Report each line of the data that includes the word "label".

----------------

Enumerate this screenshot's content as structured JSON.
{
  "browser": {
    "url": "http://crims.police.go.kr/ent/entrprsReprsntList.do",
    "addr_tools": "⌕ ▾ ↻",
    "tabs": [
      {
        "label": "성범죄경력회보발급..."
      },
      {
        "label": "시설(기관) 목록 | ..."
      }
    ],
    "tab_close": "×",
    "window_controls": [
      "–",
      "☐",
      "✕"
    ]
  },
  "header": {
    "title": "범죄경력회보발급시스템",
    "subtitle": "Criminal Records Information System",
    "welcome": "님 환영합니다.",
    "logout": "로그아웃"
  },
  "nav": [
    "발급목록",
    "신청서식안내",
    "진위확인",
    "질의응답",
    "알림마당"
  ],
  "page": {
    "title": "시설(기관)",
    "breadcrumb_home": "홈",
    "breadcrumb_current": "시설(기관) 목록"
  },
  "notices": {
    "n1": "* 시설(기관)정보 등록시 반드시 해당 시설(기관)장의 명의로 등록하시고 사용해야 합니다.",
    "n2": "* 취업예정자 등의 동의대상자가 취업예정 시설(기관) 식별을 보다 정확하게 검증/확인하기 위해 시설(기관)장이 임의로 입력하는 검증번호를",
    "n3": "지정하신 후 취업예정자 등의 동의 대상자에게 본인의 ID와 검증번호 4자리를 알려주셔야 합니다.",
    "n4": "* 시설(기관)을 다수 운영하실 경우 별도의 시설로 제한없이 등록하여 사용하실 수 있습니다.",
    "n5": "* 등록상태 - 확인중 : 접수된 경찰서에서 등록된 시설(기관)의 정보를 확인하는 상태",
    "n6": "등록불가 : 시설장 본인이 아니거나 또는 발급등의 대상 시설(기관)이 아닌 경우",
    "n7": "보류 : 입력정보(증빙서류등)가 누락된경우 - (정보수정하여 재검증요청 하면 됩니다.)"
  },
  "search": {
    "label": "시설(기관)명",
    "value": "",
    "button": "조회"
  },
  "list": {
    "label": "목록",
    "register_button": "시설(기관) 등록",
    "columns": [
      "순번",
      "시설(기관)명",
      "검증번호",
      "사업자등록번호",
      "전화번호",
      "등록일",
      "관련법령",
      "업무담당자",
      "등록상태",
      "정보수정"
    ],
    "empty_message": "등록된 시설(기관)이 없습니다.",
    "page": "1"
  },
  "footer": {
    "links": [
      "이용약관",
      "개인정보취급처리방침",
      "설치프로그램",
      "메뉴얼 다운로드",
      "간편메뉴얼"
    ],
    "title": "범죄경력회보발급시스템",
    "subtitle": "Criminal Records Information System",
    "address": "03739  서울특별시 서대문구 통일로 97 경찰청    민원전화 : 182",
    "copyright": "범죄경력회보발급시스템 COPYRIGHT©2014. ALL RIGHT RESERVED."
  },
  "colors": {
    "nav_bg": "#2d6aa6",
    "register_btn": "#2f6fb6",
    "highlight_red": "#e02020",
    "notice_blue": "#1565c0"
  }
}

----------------

-- ANSWER SPACE --
        "label": "성범죄경력회보발급..."
        "label": "시설(기관) 목록 | ..."
    "label": "시설(기관)명",
    "label": "목록",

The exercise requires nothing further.